In their latest report, the Humane Party estimated the amount of meat, dairy, and eggs produced in the U.S. and the land used for those animal-based products. The report aimed to show how much food is lost in the U.S. by growing animal feed crops instead of crops for human consumption. They compared their results for animal products with their own analysis of vegan-organic production of eleven different vegetables.
The key findings show stark differences in productivity: Vegan-organic agriculture can be 4,198% more productive than animal-based agriculture in the amount of food produced per acre. While the former can on average yield 32,331 lbs of vegetable food products per acre (this number is based on a single vegan-organic farm), the latter can on average yield 770.22 lbs of animal food products per acre.
The report is filled with statistics that reveal the vast extent of U.S. animal agriculture. In 2017, 9.6 billion cows, pigs, chicken, and turkeys were raised to produce meat, milk, and eggs. The author calculated the total space needed to grow feed and house those animals: 471.577 million acres (736,839 square miles), more than the size of Alaska. However, almost three-quarters of that are pasture land for cows raised for meat. Pigs, chicken, and turkeys are mostly given grain to eat, resulting in 77.68 billion lbs of meat and eggs. 241.63 billion lbs of grain – such as soy, corn, and wheat – are grown and fed to the animals, but could be eaten directly by humans. The author notes that this represents a net loss of 163.95 billion lbs of food. All of these numbers show that animal agriculture wastes large amount of resources and land.

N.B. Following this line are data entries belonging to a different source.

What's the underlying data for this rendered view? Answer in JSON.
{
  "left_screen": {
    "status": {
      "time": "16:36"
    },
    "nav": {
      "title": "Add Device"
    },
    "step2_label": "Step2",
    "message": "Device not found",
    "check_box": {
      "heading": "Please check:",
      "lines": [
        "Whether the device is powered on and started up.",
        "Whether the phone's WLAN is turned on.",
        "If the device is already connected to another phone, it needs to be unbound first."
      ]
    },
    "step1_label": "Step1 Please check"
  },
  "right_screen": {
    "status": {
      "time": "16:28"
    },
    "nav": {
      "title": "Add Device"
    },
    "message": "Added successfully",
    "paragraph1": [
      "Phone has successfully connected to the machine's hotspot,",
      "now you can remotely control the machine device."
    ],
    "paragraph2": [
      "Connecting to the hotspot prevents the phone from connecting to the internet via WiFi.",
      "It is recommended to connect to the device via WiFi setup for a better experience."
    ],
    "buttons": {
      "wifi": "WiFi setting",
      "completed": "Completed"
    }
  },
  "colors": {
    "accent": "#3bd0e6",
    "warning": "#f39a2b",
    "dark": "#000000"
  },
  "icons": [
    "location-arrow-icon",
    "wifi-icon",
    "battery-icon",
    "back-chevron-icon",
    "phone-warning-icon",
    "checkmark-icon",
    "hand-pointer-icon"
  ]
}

However, the report has some limitations. The author compares only the weight of animal-based and plant-based food products. When making comparisons between different types of food, it would be more informative to compare them in calories, the energy humans and other animals derive when they eat food. Different food products can have a vastly different energy density, measured in calories per gram. However, even comparing different calorie counts would just give a general sense of the differences. In practice, a shift from animal-based to plant-based food needs to take specific nutritional values of these food products into account. For example, meat is a major (some would say excessive) protein source in the average U.S. diet, so protein-rich plants, like beans or peas, would likely be a prime substitute for meat, while wheat may not.
Also, the author arrives at the vast difference in productivity between animal-based and vegan-organic by comparing the average productivity of U.S. animal agriculture with the productivity of a single vegan-organic farm operating in Canada. It would be interesting to look at productivity differences between animal-based agriculture and plant-based agriculture on a larger scale with a focus on plant foods likely to replace meat, milk, and eggs.
But even with these limitations in mind, the Humane Party has once again offered a report which contains important information that can be used by animal advocates to argue against animal agriculture and to show the potential of vegan-organic agriculture.